When a person dies, his or her spouse and children often have inheritance rights. Many Florida residents may be unaware of how these rights work. When a person dies without a will, the money and assets will go to the spouse or next of kin – children, siblings, parents, even cousins or nieces and nephews. These may not be the intended heirs, which is why some people choose to transfer their inheritance rights.

An example is a man dying without a written will. While alive, he orally discussed with his family his intention to leave half of everything he owned to his long-time girlfriend. Because he died without a will, everything would legally go to his family. Because he was not married to the girlfriend, she would not be given anything and would have no rights to the estate. However, in this case, the family members can transfer their inheritance rights to the girlfriend so that the man’s final wishes can be carried out.

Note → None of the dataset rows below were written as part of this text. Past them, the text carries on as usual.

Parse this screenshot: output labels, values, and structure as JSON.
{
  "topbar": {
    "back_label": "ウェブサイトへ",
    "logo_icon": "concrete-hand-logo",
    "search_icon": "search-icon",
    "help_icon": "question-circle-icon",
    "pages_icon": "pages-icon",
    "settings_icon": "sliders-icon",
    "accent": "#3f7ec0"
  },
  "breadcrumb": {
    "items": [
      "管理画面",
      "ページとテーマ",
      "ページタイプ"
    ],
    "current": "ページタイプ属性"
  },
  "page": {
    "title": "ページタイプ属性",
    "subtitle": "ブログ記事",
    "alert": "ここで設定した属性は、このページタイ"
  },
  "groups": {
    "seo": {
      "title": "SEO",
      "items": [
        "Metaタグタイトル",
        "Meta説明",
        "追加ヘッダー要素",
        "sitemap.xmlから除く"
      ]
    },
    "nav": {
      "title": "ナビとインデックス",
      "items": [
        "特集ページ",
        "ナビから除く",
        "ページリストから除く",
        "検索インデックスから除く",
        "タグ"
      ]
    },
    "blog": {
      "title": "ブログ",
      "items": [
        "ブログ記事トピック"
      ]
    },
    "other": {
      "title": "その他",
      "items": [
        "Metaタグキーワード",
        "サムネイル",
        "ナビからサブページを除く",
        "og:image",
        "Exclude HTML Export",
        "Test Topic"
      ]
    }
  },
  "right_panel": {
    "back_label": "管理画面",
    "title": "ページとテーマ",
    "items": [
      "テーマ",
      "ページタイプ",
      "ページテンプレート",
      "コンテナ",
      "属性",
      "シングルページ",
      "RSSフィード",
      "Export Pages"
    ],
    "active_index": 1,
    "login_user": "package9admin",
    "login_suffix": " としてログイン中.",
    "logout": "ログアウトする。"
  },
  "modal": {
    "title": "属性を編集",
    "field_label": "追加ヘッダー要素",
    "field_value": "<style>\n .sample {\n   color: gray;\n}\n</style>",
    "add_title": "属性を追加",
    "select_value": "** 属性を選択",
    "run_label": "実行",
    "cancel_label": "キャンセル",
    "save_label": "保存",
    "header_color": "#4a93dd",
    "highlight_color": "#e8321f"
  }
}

When a trust is involved, however, the process is a little more complicated. If the trust offers a power of appointment, then the beneficiary can exercise this tool to transfer the assets to another person. Without, this power of appointment, however, transferring inheritance rights can be next to impossible because most trusts include anti-alienation laws that prevent this. But in some cases, the beneficiary may be able to renounce his or her rights within nine months after the person dies.

For the most part, the surviving spouse automatically has the right to receive a deceased spouse’s property. Children, however, do not have this same right. If a child is omitted from a will, state law does protect them, though. If a child is to be purposely omitted from a will, the will must explicitly state this.

Source: Lake County News, “Estate Planning: Transferring inheritance rights,” Dennis Fordham, May 17, 2013